The United States has been hostile to capital formation since at least the Sixties, when high corporate tax rates and the “I see money, gimme” attitude made it impossible for investment to come from shareholders. Since then, the primary method for creating capital assets has been to borrow the money — both payback and interest are income tax deductions like any other expense, where income from sales that might be used to fuel expansion is taxed heavily.
The result is disconnection between the stock market and anything resembling real “investment”, which is and only is capital formation. Corporations no longer pay dividends much, because the dividends are income to investors and taxed as such, and people who buy stock are primarily investing in the stock market itself, not in the underlying companies and their productivity. Yes, the market responds to company profitability, but it isn’t directly related to companies’ efficiency in using capital assets, it’s strictly according to “indicators”.
That’s not a stock market, it’s a casino.

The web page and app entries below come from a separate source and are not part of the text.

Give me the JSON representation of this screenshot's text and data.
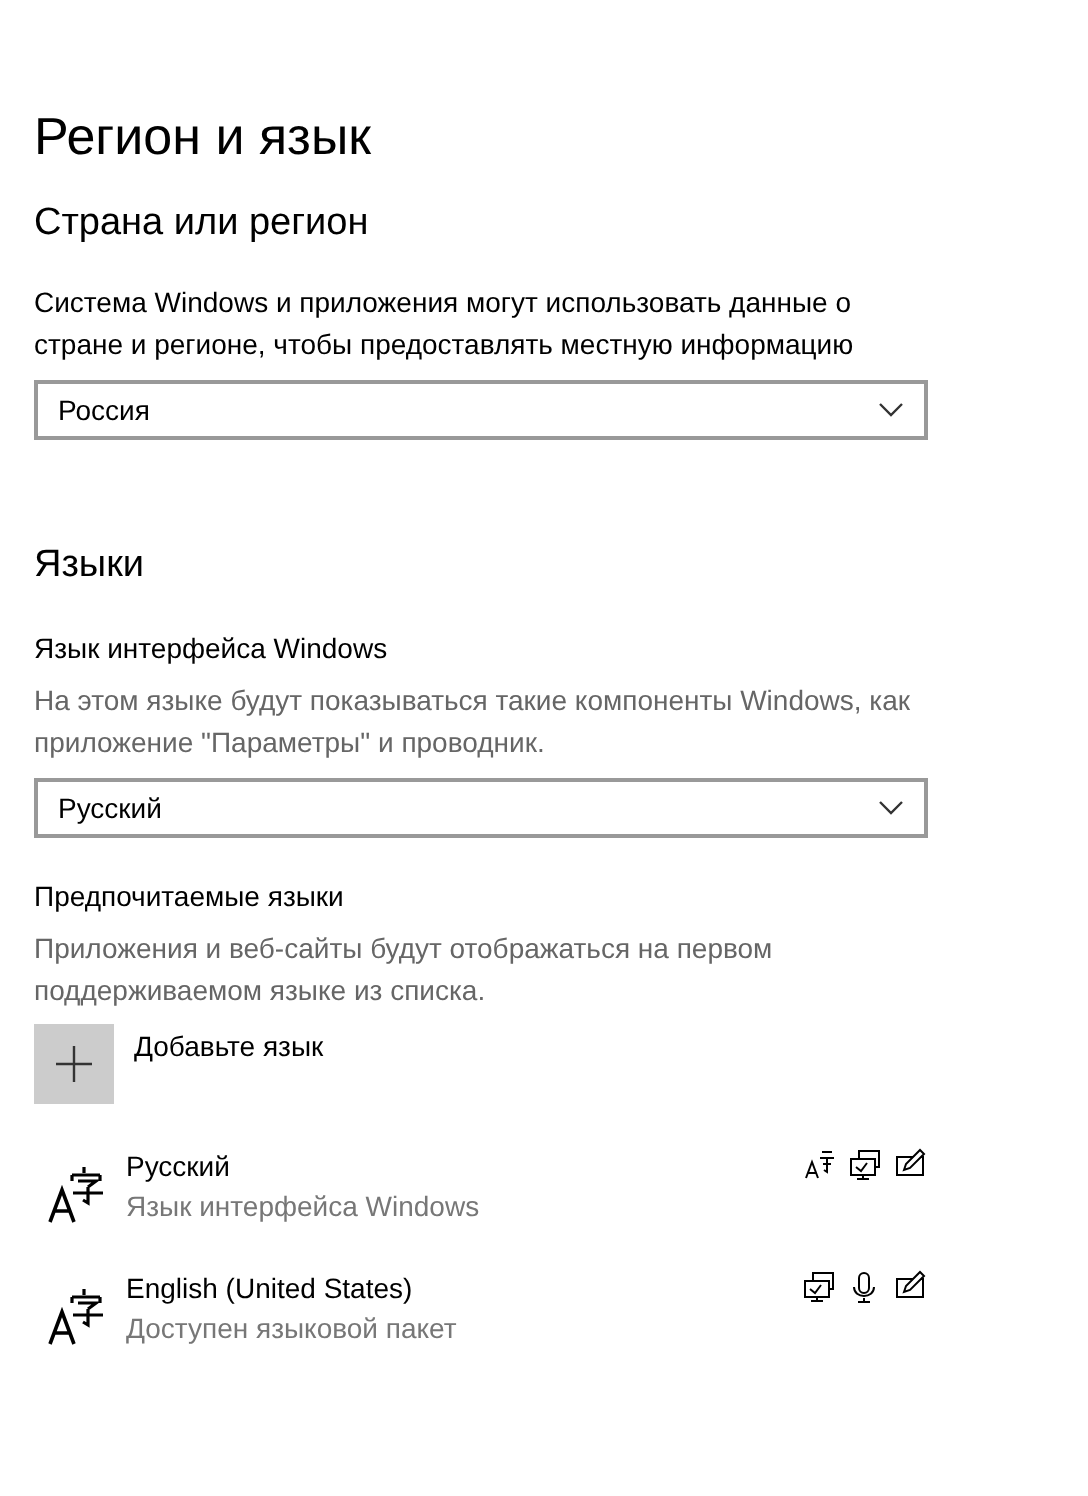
{
  "title": "Регион и язык",
  "region": {
    "heading": "Страна или регион",
    "description": "Система Windows и приложения могут использовать данные о стране и регионе, чтобы предоставлять местную информацию",
    "dropdown": "Россия"
  },
  "languages": {
    "heading": "Языки",
    "display_language": {
      "label": "Язык интерфейса Windows",
      "description": "На этом языке будут показываться такие компоненты Windows, как приложение \"Параметры\" и проводник.",
      "dropdown": "Русский"
    },
    "preferred": {
      "label": "Предпочитаемые языки",
      "description": "Приложения и веб-сайты будут отображаться на первом поддерживаемом языке из списка.",
      "add_button": "Добавьте язык",
      "items": [
        {
          "name": "Русский",
          "status": "Язык интерфейса Windows",
          "features": [
            {
              "kind": "language-pack"
            },
            {
              "kind": "display"
            },
            {
              "kind": "handwriting"
            }
          ]
        },
        {
          "name": "English (United States)",
          "status": "Доступен языковой пакет",
          "features": [
            {
              "kind": "display"
            },
            {
              "kind": "speech"
            },
            {
              "kind": "handwriting"
            }
          ]
        }
      ]
    }
  }
}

The <sneer>stimulus</sneer> was almost entirely delivered to the stock market and the money-shuffling “industries” that hang on it. As a result, Wall Street is doing fine, where the rest of us are being laid off and losing our houses. Goldman Sachs is highly profitable and paying out big bonuses — which they’re supposed to do when they’re profitable — but none of the money is being used to build factories for us to work in. It’s all being used to swap money around among the “investors” who have nothing to do with capital formation, only with money management.